Charts and Dashboards: Presentation Pitfalls Part 1
4 February 2022
Welcome back to our Charts and Dashboards blog series. This week, I look at what can happen when the chart is inappropriate for the data.
Consider the following chart, which purports to show what proportion of completed sales each of the salespeople in the company achieved last year:
This is not going to help anyone understand the figures! When there are so many different salespeople to represent, we need a better way to compare the data.
I can change the chart type from the ‘Chart Design’ tab, which has a ‘Change Chart Type’ option:
This brings up the ‘Change Chart Type’ dialog:
Excel has some inbuilt algorithms to help me pick the best chart to use. I can view these in the ‘Recommended Charts’ tab:
There are three  suggested chart types:
1. Clustered Column chart:
This is easier to read than the Pie chart, but I’d need to change the Horizontal Axis label as the names are not easy to read.
2. Clustered Bar chart:
Although it is similar to the Clustered Column chart, I prefer this format as it is more focused on the salespeople.
3. Pareto chart:
I covered Pareto charts in detail in Charts and Dashboards: Problem Solving with Pareto Charts. Although I would need to adjust the labels on the Horizontal Axis to make the names easier to read, I have more information on this chart. The cumulative line shows me that 70% of the Sales were achieved by ten  salespeople. I also prefer having the data in order of the most successful employee.
Having checked out the ‘Recommended Charts’ I have decided to go with the Pareto chart, which is available from Excel 2016 onwards. If this option had not been available, and I didn’t want to spend time creating my own, then I would have chosen the Clustered Bar chart, though I would have sorted the data into order first:
What’s important is not to add a chart that actually makes it harder to work out what the data is showing!
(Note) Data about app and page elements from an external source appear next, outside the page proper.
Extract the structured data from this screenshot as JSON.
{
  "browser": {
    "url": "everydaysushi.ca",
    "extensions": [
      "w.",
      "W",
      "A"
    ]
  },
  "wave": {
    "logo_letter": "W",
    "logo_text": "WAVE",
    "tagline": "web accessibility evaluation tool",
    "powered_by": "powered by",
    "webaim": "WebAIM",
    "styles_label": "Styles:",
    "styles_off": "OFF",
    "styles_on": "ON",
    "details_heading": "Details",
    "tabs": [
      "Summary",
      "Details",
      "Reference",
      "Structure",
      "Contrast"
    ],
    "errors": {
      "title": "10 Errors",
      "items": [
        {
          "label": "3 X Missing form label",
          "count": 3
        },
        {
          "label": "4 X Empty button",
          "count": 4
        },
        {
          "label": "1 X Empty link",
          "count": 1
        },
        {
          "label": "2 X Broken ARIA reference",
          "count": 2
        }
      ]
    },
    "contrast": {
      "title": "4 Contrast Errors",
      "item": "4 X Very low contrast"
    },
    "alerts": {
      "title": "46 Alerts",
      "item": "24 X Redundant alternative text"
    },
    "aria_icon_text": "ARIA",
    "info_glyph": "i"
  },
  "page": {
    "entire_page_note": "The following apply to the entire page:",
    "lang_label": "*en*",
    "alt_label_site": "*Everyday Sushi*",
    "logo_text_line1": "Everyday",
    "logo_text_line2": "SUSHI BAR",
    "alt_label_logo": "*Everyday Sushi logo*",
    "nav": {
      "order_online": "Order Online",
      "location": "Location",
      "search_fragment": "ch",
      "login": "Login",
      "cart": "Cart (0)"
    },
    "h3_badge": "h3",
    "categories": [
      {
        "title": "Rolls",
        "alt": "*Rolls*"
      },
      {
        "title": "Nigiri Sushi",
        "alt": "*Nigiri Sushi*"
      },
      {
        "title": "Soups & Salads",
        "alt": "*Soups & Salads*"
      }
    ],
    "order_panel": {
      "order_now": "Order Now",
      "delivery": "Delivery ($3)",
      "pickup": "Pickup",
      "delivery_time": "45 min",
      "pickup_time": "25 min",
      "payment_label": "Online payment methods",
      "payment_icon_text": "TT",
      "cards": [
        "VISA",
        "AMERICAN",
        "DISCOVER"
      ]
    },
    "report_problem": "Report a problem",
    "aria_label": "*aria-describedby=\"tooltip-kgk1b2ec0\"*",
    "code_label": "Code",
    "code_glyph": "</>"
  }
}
I’ll look at more potential pitfalls when creating charts next time.
That’s it for this week. Come back next week for more Charts and Dashboards tips.